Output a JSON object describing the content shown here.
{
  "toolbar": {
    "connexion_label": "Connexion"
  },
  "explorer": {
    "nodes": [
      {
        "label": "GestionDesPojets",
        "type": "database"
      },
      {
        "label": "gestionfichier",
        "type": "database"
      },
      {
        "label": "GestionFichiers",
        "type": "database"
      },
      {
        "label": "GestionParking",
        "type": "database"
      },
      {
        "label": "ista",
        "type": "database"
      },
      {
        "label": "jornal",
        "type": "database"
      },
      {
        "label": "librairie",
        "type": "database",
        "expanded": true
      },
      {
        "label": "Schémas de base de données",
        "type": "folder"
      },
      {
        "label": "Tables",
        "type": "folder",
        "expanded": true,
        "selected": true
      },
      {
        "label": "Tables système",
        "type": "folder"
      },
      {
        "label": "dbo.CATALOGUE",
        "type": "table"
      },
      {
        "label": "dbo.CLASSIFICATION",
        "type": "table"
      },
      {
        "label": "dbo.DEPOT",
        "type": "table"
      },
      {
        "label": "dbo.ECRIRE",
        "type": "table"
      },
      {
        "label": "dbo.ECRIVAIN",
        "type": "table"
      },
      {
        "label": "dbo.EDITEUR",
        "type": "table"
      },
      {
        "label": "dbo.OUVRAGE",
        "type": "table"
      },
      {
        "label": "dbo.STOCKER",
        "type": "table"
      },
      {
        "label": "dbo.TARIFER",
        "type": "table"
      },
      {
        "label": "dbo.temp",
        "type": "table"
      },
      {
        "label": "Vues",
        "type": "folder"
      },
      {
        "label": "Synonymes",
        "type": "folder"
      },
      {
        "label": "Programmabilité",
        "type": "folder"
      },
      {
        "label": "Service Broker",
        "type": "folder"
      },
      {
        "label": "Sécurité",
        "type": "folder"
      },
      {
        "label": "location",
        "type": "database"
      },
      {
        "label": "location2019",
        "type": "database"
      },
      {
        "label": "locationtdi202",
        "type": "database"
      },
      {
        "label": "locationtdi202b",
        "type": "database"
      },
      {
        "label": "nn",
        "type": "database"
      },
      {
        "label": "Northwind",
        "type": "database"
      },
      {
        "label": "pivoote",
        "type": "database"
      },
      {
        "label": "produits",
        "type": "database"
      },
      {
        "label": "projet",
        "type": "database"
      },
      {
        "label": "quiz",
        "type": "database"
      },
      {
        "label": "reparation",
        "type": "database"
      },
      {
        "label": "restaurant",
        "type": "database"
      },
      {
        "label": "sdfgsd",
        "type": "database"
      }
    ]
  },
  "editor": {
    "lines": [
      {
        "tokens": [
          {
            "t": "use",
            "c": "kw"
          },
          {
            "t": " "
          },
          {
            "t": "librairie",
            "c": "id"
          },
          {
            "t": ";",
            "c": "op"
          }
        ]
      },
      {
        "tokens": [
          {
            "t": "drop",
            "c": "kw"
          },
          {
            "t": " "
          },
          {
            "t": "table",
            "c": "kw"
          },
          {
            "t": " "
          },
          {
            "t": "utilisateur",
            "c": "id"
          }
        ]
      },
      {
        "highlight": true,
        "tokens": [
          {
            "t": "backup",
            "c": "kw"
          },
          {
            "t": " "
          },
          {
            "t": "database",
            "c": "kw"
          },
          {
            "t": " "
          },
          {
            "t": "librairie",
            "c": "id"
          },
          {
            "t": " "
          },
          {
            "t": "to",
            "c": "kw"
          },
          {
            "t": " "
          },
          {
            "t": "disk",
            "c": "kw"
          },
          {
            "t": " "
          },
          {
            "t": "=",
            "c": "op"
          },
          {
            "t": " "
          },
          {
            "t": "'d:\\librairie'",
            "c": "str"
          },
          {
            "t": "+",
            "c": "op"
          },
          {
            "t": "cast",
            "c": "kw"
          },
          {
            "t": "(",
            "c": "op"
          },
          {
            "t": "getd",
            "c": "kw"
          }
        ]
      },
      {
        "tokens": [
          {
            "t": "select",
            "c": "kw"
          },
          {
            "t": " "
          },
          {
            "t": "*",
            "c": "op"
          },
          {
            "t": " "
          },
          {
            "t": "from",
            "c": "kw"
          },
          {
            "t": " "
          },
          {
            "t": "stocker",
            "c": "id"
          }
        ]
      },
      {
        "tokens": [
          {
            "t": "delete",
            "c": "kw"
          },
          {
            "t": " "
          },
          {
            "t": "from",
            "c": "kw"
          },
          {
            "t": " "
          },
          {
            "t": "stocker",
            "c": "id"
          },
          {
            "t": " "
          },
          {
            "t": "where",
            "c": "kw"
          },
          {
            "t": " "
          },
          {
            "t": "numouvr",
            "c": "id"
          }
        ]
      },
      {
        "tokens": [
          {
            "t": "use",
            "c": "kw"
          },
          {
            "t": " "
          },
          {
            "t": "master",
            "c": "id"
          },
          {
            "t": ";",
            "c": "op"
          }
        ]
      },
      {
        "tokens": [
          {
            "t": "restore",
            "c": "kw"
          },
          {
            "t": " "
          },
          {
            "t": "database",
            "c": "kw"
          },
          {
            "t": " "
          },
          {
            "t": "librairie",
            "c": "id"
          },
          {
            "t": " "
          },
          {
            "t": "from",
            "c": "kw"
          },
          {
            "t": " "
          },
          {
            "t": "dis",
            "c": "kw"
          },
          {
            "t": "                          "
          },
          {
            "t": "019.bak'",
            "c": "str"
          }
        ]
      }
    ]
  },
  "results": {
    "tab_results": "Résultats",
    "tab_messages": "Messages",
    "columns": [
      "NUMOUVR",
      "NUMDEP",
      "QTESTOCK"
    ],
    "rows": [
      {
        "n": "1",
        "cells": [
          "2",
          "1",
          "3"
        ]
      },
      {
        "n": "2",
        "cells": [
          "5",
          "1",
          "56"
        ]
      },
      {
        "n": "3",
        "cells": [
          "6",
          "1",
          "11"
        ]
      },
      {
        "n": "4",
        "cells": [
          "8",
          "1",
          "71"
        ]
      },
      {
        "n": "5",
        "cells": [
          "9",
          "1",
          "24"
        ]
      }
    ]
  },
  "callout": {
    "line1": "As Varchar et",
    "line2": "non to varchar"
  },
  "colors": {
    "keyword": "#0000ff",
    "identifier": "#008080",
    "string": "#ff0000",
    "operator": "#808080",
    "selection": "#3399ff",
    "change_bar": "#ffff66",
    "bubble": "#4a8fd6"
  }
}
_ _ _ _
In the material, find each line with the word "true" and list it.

== RESPONSE TO THE TASK ==
        "expanded": true
        "expanded": true,
        "selected": true
        "highlight": true,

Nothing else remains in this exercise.